  • Individual Insolvency Register – when you declare bankruptcy, your name and details are recorded on the Individual Insolvency Register. Anyone can access the Register and your details will remain on the Register for three months after you have been discharged from bankruptcy. You will then have to apply to have your name removed from the Register; it doesn’t happen automatically.
  • Loans and credit – your bankruptcy will be on your credit file for six years, which impacts your credit score even if you have paid all your debts before the six year period has ended. Therefore, being able to get access to loans and credit will prove difficult.

Sole traders and bankruptcy

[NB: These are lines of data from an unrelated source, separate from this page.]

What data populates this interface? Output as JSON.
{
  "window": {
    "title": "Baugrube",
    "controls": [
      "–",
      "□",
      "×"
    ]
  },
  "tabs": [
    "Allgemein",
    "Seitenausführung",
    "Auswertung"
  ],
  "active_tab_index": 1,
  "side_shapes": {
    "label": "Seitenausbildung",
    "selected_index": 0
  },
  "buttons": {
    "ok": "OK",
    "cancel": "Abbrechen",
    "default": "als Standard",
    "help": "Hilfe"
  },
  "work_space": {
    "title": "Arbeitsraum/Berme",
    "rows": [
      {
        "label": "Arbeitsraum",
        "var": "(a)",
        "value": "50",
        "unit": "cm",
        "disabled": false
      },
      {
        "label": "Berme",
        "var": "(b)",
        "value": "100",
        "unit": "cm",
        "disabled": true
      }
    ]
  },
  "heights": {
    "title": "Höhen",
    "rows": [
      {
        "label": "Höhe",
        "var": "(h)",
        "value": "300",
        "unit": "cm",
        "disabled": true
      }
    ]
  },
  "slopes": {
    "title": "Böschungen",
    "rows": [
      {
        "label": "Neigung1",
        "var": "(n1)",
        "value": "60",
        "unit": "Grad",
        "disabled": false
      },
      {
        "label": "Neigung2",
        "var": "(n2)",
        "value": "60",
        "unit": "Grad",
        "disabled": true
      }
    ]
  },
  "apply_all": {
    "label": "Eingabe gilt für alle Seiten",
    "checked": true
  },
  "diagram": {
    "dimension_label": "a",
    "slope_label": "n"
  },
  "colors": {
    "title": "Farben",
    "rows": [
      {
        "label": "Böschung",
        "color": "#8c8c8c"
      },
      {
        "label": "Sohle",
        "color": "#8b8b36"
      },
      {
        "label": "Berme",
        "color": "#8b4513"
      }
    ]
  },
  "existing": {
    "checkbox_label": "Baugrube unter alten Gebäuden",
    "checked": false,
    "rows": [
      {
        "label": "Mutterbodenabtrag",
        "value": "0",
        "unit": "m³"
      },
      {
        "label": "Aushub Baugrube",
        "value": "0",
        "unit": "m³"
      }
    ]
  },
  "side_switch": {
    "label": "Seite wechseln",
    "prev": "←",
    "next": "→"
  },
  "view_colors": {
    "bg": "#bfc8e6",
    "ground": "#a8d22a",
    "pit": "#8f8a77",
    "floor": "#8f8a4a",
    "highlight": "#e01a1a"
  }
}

As a sole trader, you are personally liable for any debts your business incurs and as such, can declare bankruptcy. However, it does mean that your business bank accounts and business will be closed, your personal details and that of your business will be added to the Individual Insolvency Register, you are not allowed to be a company director for the bankruptcy period, and you will find it difficult to get credit or loans.

Partnerships and bankruptcy

A company or a partnership in its entirety is not allowed to declare bankruptcy; if they are insolvent, they are subject to a different liquidation process. However, a partner in a partnership can declare individual bankruptcy but there is a significant impact on the other party of the company. Both partners will need to draft a statement of affairs (a SOFA) which details financial and business plans, personal creditor statements, as well as any assets and how much they are worth.

Any bank accounts held in joint names will be closed or the bankrupt partner’s name will have to be removed from the business bank account. In addition, a minimum of 50% of any funds held in those bank accounts will have to be paid to the OR.

Entering bankruptcy is a step that should never be taken lightly and only after getting professional advice, and careful consideration. If you are struggling with debts and are thinking about bankruptcy, stop; the first step is to seek professional advice as there may be other options available that are better suited to your circumstances. Our highly experienced professionals at Leading UK are on hand to help and advise on the process.